WORK INSTRUCTIONS
Could you repeat every line below exactly, skipping the images?

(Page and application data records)
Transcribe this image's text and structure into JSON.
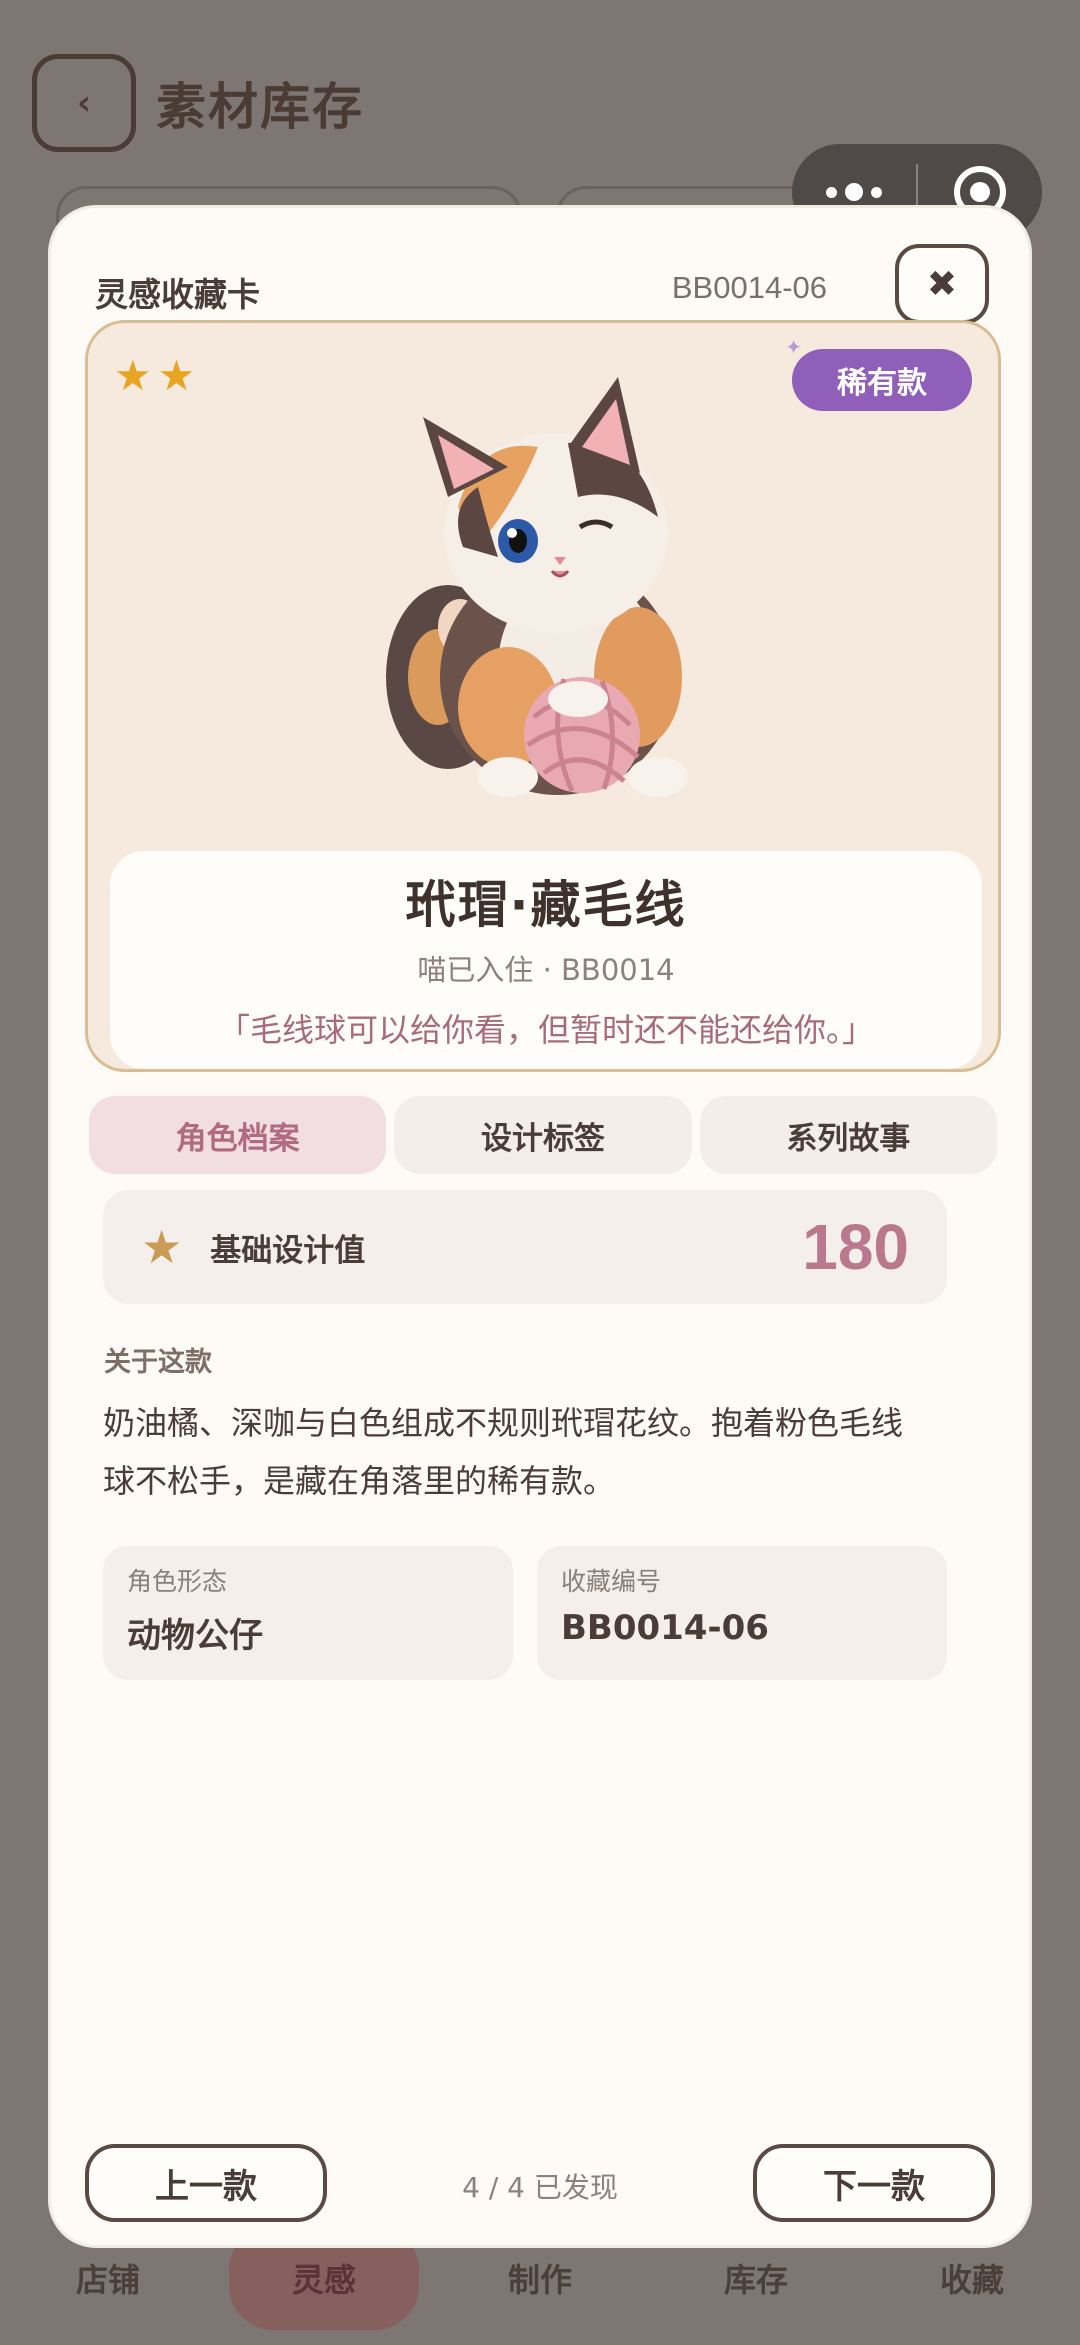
{
  "background_page": {
    "title": "素材库存",
    "back_label": "‹"
  },
  "tabbar": {
    "items": [
      {
        "label": "店铺"
      },
      {
        "label": "灵感"
      },
      {
        "label": "制作"
      },
      {
        "label": "库存"
      },
      {
        "label": "收藏"
      }
    ],
    "active_index": 1
  },
  "modal": {
    "title": "灵感收藏卡",
    "code": "BB0014-06",
    "close_label": "✖",
    "hero": {
      "star_count": 2,
      "stars": [
        "★",
        "★"
      ],
      "rarity_badge": "稀有款",
      "sparkle": "✦",
      "name": "玳瑁·藏毛线",
      "subtitle": "喵已入住 · BB0014",
      "quote": "「毛线球可以给你看，但暂时还不能还给你。」"
    },
    "tabs": [
      {
        "label": "角色档案",
        "active": true
      },
      {
        "label": "设计标签",
        "active": false
      },
      {
        "label": "系列故事",
        "active": false
      }
    ],
    "design_value": {
      "icon": "★",
      "label": "基础设计值",
      "value": "180"
    },
    "about": {
      "title": "关于这款",
      "text": "奶油橘、深咖与白色组成不规则玳瑁花纹。抱着粉色毛线球不松手，是藏在角落里的稀有款。"
    },
    "attributes": [
      {
        "key": "角色形态",
        "value": "动物公仔"
      },
      {
        "key": "收藏编号",
        "value": "BB0014-06"
      }
    ],
    "footer": {
      "prev_label": "上一款",
      "next_label": "下一款",
      "progress": "4 / 4 已发现"
    }
  },
  "colors": {
    "overlay": "#7d7673",
    "accent_pink": "#b9788e",
    "rare_purple": "#8f5fb9",
    "star_gold": "#e8a524"
  }
}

RESULT OF THE TASK
Transcribe this image's text and structure into JSON.
{
  "background_page": {
    "title": "素材库存",
    "back_label": "‹"
  },
  "tabbar": {
    "items": [
      {
        "label": "店铺"
      },
      {
        "label": "灵感"
      },
      {
        "label": "制作"
      },
      {
        "label": "库存"
      },
      {
        "label": "收藏"
      }
    ],
    "active_index": 1
  },
  "modal": {
    "title": "灵感收藏卡",
    "code": "BB0014-06",
    "close_label": "✖",
    "hero": {
      "star_count": 2,
      "stars": [
        "★",
        "★"
      ],
      "rarity_badge": "稀有款",
      "sparkle": "✦",
      "name": "玳瑁·藏毛线",
      "subtitle": "喵已入住 · BB0014",
      "quote": "「毛线球可以给你看，但暂时还不能还给你。」"
    },
    "tabs": [
      {
        "label": "角色档案",
        "active": true
      },
      {
        "label": "设计标签",
        "active": false
      },
      {
        "label": "系列故事",
        "active": false
      }
    ],
    "design_value": {
      "icon": "★",
      "label": "基础设计值",
      "value": "180"
    },
    "about": {
      "title": "关于这款",
      "text": "奶油橘、深咖与白色组成不规则玳瑁花纹。抱着粉色毛线球不松手，是藏在角落里的稀有款。"
    },
    "attributes": [
      {
        "key": "角色形态",
        "value": "动物公仔"
      },
      {
        "key": "收藏编号",
        "value": "BB0014-06"
      }
    ],
    "footer": {
      "prev_label": "上一款",
      "next_label": "下一款",
      "progress": "4 / 4 已发现"
    }
  },
  "colors": {
    "overlay": "#7d7673",
    "accent_pink": "#b9788e",
    "rare_purple": "#8f5fb9",
    "star_gold": "#e8a524"
  }
}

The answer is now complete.